If you don't already have a model, scroll down to the bottom of this article where we'll show using an example model from Roboflow Universe.

To draw a bounding box, you’ll need:

  1. The starting x position of the box.
  2. The starting y position of the box.
  3. The width of the prediction.
  4. The height of the prediction.

Here is the raw image to which we want to add bounding boxes and labels:

Below, we use the “predictions” list from the last section which contains all of this information. You can substitute the variables below as necessary to make the code work on your project. Here is the code we'll need to draw our bounding boxes and add labels above each bounding box:

import cv2

predictions = [...] # add your predictions here

for bounding_box in predictions['predictions']:
    x0 = bounding_box['x'] - bounding_box['width'] / 2
    x1 = bounding_box['x'] + bounding_box['width'] / 2
    y0 = bounding_box['y'] - bounding_box['height'] / 2
    y1 = bounding_box['y'] + bounding_box['height'] / 2
    start_point = (int(x0), int(y0))
    end_point = (int(x1), int(y1))
    cv2.rectangle(img, start_point, end_point, color=(0,0,0), thickness=1)
        (int(x0), int(y0) - 10),
        fontFace = cv2.FONT_HERSHEY_SIMPLEX,
        fontScale = 0.6,
        color = (255, 255, 255),
cv2.imwrite("example_with_bounding_boxes.jpg", image)

This code will add a label with the predicted class name above our image. The (x, y) tuple represents the place in the image where we want to add our label. We then specify a few other attributes: the typeface to use, the font scale, the color of the text (in our case above, black), and the weight of the text (how bold it is).

Let's run our code using the ladders detection model (discussed in the next section):

Now all of our bounding boxes show a label at the top.

Setting Up a Model (Optional)

In the guide above, we drew bounding box labels around a model that detects people and ladders.
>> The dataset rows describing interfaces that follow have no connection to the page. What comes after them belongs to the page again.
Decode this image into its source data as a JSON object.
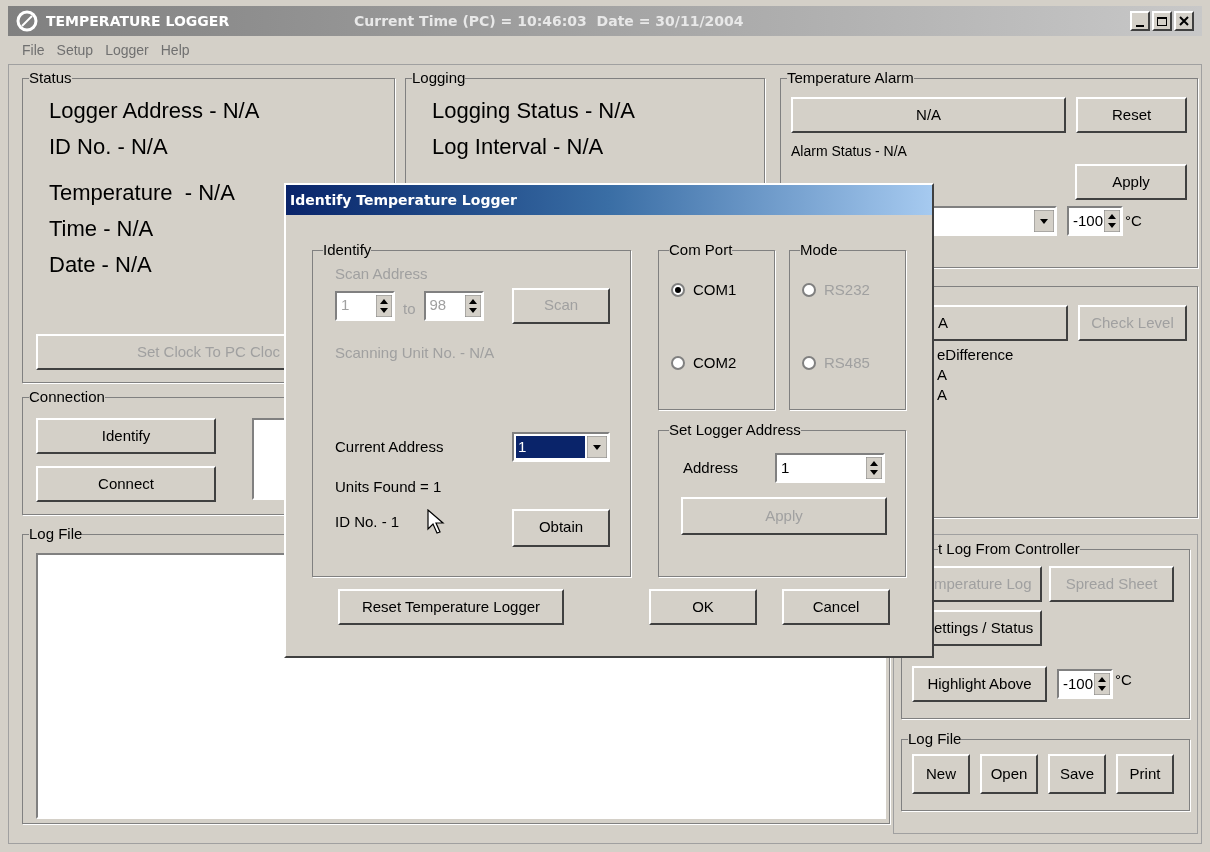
{
  "window": {
    "title": "TEMPERATURE LOGGER",
    "clock": "Current Time (PC) = 10:46:03  Date = 30/11/2004"
  },
  "menu": [
    "File",
    "Setup",
    "Logger",
    "Help"
  ],
  "status": {
    "title": "Status",
    "lines": [
      "Logger Address - N/A",
      "ID No. - N/A",
      "Temperature  - N/A",
      "Time - N/A",
      "Date - N/A"
    ],
    "button": {
      "label": "Set Clock To PC Cloc",
      "disabled": true
    }
  },
  "connection": {
    "title": "Connection",
    "buttons": [
      {
        "label": "Identify",
        "disabled": false
      },
      {
        "label": "Connect",
        "disabled": false
      }
    ]
  },
  "logging": {
    "title": "Logging",
    "lines": [
      "Logging Status - N/A",
      "Log Interval - N/A"
    ]
  },
  "temperature_alarm": {
    "title": "Temperature Alarm",
    "indicator": "N/A",
    "reset": {
      "label": "Reset",
      "disabled": false
    },
    "alarm_status": "Alarm Status - N/A",
    "apply": {
      "label": "Apply",
      "disabled": false
    },
    "threshold": "-100",
    "unit": "°C"
  },
  "level_panel": {
    "field": "A",
    "check_level": {
      "label": "Check Level",
      "disabled": true
    },
    "lines": [
      "eDifference",
      "A",
      "A"
    ]
  },
  "log_file": {
    "title": "Log File"
  },
  "controller": {
    "title": "t Log From Controller",
    "buttons": [
      {
        "label": "mperature Log",
        "disabled": true
      },
      {
        "label": "Spread Sheet",
        "disabled": true
      },
      {
        "label": "ettings / Status",
        "disabled": false
      }
    ],
    "highlight": {
      "label": "Highlight Above",
      "disabled": false
    },
    "threshold": "-100",
    "unit": "°C"
  },
  "log_file_panel": {
    "title": "Log File",
    "buttons": [
      {
        "label": "New",
        "disabled": false
      },
      {
        "label": "Open",
        "disabled": false
      },
      {
        "label": "Save",
        "disabled": false
      },
      {
        "label": "Print",
        "disabled": false
      }
    ]
  },
  "dialog": {
    "title": "Identify Temperature Logger",
    "identify": {
      "title": "Identify",
      "scan_disabled": true,
      "scan_label": "Scan Address",
      "scan_from": "1",
      "scan_to_label": "to",
      "scan_to": "98",
      "scan_button": "Scan",
      "scanning": "Scanning Unit No. - N/A",
      "current_address_label": "Current Address",
      "current_address": "1",
      "units_found": "Units Found = 1",
      "id_no": "ID No. - 1",
      "obtain": {
        "label": "Obtain",
        "disabled": false
      }
    },
    "com_port": {
      "title": "Com Port",
      "disabled": false,
      "options": [
        {
          "label": "COM1",
          "selected": true
        },
        {
          "label": "COM2",
          "selected": false
        }
      ]
    },
    "mode": {
      "title": "Mode",
      "disabled": true,
      "options": [
        {
          "label": "RS232",
          "selected": false
        },
        {
          "label": "RS485",
          "selected": false
        }
      ]
    },
    "set_address": {
      "title": "Set Logger Address",
      "label": "Address",
      "value": "1",
      "apply": {
        "label": "Apply",
        "disabled": true
      }
    },
    "buttons": [
      {
        "label": "Reset Temperature Logger",
        "disabled": false
      },
      {
        "label": "OK",
        "disabled": false
      },
      {
        "label": "Cancel",
        "disabled": false
      }
    ]
  }
}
If you want to use the people and ladder detection models for testing, first sign up to Roboflow and then go to our People and Ladders Universe dataset. This dataset comes with a free-to-use trained model.

Click “Model” in the sidebar, scroll down and copy the code that you see into a Python file. The code will look something like this, with your API key:

from roboflow import Roboflow

rf = Roboflow(api_key="API_KEY")
project = rf.workspace().project("people-and-ladders")
model = project.version(4).model

This code imports your model. Add a new line at the bottom to run inference on a local file:

predictions = model.predict(“image.jpg”, confidence=50).json()

The “predictions” variable now contains all of the predictions returned by our model that were rated with a confidence level equal to or greater than 50%. Now we have a model on whose predictions we can draw bounding boxes and labels.


In this tutorial, we have discussed:

  1. How to use Roboflow Universe to use a trained public model;
  2. How to retrieve predictions from the model;
  3. How to draw bounding boxes around a model and;
  4. How to draw labels above each bounding box.

Now you have all of the information you need to represent numerical coordinates data visually in your computer vision work. Happy creating!